In this week’s gaming news, YouTube looks to make its platform more transparent for gaming content creators, Riot Games releases plans to produce “completable” games, and Facebook looks to the future of its VR platform by acquiring Beat Saber developer Beat Games.

YouTube changes online content rules, relaxes restrictions on violence depicted in gaming content
YouTube altered its content guidelines this week to relax restrictions on depictions of violence in video game content. Under the updated guidelines, content creators can show gameplay that contains “simulated” or “scripted” violence without an age-restriction label, enabling more viewers to access content. In a recent post on Twitter, Ryan Wyatt, YouTube’s global head of gaming and virtual reality, explained that the decision was made to ensure gaming creators have “full transparency” around the content they create for the platform. Age restrictions will remain in place, however, for videos that focus solely on gore or violence. Variety, Engadget, Kotaku, and more reported on the news.

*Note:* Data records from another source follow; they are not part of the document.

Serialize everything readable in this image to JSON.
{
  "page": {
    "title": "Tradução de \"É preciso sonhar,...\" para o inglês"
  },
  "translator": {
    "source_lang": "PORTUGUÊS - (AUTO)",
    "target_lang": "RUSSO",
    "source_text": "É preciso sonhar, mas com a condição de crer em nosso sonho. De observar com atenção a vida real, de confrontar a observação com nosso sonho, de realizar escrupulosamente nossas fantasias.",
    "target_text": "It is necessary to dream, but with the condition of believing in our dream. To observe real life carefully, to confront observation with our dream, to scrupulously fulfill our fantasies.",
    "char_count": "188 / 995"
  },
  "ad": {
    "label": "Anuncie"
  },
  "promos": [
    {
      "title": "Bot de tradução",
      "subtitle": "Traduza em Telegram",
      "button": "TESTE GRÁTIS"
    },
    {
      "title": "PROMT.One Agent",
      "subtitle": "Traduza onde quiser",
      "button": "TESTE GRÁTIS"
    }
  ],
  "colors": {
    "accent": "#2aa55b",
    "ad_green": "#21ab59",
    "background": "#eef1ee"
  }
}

Riot Games ventures into video game publishing with Riot Forge
Greg Street, vice president of IP and entertainment for Riot Games, took to Twitter this week to announce the company’s foray into indie game publishing. Called Riot Forge, the new publishing arm will partner with outside studios to create single-player, story-driven games within the League of Legends universe. In a statement to The Verge, Leanne Loombe, the new head of the publishing label, stated that the company is seeking partnerships with studios who are already established and have a “unique identity.” These studios will assist in building the company’s library of “completable” games, which Loombe explained is something Riot Games is not traditionally experienced in. The publishing label’s first game will be revealed during The Game Awards this month. GameSpot, PC Gamer, Rock Paper Shotgun, and more weighed in on the news.

Facebook acquires Beat Saber developer Beat Games
Beat Saber, the popular virtual reality rhythm game, became a part of the Oculus Network this week after Facebook bought developer Beat Games for an undisclosed price. Under the Oculus Network, Beat Games will continue to operate as an independent studio, but the added support from Facebook will assist in content updates for the hit title, including more music, modes, and social features. The acquisition is a stepping-stone for the Oculus Network, notes TechCrunch, as Facebook is shifting its gaze to hone in on cross-platform, high-profile studios instead of indie exclusives. VentureBeat was intrigued by the acquisition and stated, “I believe Facebook has a plan here to make itself a more necessary part of of VR and AR, and its realization is on the horizon.” Outlets such as Polygon, Gizmodo, and more wrote about the news.